Kindle Available
Reign of Iron

Reign of Iron: The Story of the First Battling Ironclads, the Monitor and the Merrimack
The first ironclad ships to fight each other, the Monitor and the Virginia (Merrimack), were the unique products of American design genius

Battle on the Bay:
The Civil War Struggle for Galveston

Civil War history of Galveston is one of the last untold stories from America's bloodiest war, despite the fact that Galveston was a focal point of hostilities throughout the conflict. Galveston emerged as one of the Confederacy's only lifelines to the outside world.
Kindle Available
Hunley the Confederacy Secrect Hope

The H. L. Hunley
The Secret Hope of the Confederacy

On the evening of February 17, 1864, the Confederacy  H. L. Hunley sank the USS Housatonic and became the first submarine in world history to sink an enemy ship. Not until World War I "half a century later” would a submarine again accomplish such a feat. But also perishing that moonlit night, vanishing beneath the cold Atlantic waters off Charleston, South Carolina, was the Hunley and her entire crew of eight

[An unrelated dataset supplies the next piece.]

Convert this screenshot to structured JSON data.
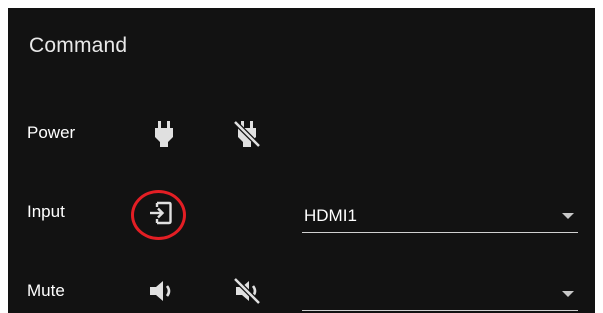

Confederate Blockade Runner 1861-65
The blockade runners of the Civil War usually began life as regular fast steam-powered merchant ships. They were adapted for the high-speed dashes through the Union blockade which closed off all the major Southern ports, and for much of the war they brought much-needed food, clothing and weaponry to the Confederacy
Union Monitor Civil War Ironclads
Union Monitor 1861-65
The first seagoing ironclad was the USS Monitor, and its profile has made it one of the most easily recognised warships of all time. Following her inconclusive battle with the Confederate ironclad Virginia on March 9, 1862, the production of Union monitors was accelerated. By the end of the year a powerful squadron of monitor vessels protected the blockading squadrons off the Southern coastline, and were able to challenge Confederate control of her ports and estuaries
Confederate Subs
Confederate Submarines and Torpedo Vessels 1861-65
Interesting information and many excellent illustrations. It addresses the CSA David class torpedo boats and the Hunley (and its predecessors), as well as Union examples such as the Alligator and the Spuyten Duyvil

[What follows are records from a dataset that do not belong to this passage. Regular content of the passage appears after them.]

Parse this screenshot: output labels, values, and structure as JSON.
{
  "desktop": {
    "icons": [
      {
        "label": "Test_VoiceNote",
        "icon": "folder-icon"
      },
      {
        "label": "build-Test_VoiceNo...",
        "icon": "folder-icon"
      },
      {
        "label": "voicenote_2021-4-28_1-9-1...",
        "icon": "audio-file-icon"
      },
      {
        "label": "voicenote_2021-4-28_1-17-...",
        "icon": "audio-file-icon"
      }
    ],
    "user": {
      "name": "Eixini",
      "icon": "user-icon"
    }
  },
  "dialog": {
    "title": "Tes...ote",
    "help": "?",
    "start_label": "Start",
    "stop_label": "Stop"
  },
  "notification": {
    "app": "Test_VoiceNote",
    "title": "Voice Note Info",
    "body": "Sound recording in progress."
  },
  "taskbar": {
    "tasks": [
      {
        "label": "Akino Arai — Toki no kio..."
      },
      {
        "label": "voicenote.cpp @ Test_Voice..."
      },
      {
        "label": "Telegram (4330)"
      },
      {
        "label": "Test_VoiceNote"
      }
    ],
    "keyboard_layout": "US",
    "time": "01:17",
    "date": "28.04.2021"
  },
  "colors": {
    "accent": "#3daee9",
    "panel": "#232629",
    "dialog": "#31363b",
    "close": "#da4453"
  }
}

Halls of Honor
Halls of Honor
The U.S. Navy Museum takes you on an informed and entertaining romp through one of North America s oldest and finest military museums. The museum has been in continuous operation at the Washington Navy Yard since the American Civil War
Raise the Alabama
Raise The Alabama
She was known as "the ghost ship." During the Civil War, the CSS Alabama sailed over 75,000 miles and captured more than 60 Union vessels. But her career came to an end in June of 1864 when she was sunk by the USS Kearsarge off the coast of Northern France
Civil War
The Civil War - A Film by Ken Burns
Here is the saga of celebrated generals and ordinary soldiers, a heroic and transcendent president and a country that had to divide itself in two in order to become one
Conflict Begins
Civil War Journal
The Conflict Begins

These four programs from the History Channel series Civil War Journal cover critical aspects of the early days of the war.

 



American Military Gear Recruiter and History
United States Marines gear history and support of Semper Fi Fund

 

 

Sources:
U.S. National Park Service
U.S. Library of Congress
US Naval Archives